DESCRIPTION OF THE TASK: Scan the entries below and state how many lines contain "help". No other output.

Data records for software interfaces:
○ ○ ○ ○

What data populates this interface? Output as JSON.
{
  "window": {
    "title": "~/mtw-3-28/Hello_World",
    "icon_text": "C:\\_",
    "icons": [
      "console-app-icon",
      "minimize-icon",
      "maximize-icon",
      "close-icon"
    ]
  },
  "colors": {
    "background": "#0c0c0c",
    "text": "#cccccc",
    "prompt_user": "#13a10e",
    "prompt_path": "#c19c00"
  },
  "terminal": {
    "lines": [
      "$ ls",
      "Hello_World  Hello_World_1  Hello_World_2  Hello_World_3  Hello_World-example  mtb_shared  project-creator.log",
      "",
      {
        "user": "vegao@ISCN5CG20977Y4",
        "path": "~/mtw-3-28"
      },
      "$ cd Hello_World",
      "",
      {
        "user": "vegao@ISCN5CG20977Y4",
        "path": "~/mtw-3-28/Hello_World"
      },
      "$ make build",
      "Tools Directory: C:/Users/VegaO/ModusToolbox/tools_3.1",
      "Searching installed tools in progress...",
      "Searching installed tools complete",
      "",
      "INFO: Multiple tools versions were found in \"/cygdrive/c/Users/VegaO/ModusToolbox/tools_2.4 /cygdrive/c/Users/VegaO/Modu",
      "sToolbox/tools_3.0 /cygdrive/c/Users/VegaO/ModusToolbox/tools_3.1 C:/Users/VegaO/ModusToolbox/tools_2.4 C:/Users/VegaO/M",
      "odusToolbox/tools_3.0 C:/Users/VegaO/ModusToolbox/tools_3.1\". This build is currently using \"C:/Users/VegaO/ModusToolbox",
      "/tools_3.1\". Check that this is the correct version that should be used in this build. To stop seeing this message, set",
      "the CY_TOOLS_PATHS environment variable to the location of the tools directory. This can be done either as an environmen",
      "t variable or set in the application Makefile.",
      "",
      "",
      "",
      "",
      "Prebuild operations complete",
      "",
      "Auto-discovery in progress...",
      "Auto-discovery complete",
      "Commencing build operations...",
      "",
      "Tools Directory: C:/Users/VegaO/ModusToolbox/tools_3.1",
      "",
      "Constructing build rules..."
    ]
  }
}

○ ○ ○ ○

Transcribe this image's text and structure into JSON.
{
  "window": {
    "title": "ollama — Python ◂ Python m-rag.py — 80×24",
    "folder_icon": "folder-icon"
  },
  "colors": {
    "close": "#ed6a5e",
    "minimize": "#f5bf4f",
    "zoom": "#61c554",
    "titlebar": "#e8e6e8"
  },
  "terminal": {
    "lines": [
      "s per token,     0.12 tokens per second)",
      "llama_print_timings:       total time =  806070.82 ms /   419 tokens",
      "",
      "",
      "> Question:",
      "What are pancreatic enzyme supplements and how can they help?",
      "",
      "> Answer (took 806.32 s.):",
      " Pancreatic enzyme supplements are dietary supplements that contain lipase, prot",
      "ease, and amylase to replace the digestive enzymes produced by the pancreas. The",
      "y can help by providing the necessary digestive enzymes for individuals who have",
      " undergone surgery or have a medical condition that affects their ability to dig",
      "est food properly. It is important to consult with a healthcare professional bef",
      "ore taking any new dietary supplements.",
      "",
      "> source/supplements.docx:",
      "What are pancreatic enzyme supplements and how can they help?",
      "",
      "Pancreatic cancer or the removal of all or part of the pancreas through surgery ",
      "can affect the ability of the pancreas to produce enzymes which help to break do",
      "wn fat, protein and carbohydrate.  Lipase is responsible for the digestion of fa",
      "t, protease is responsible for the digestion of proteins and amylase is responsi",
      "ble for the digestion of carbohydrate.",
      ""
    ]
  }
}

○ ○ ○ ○

OUTPUT OF THE TASK: 4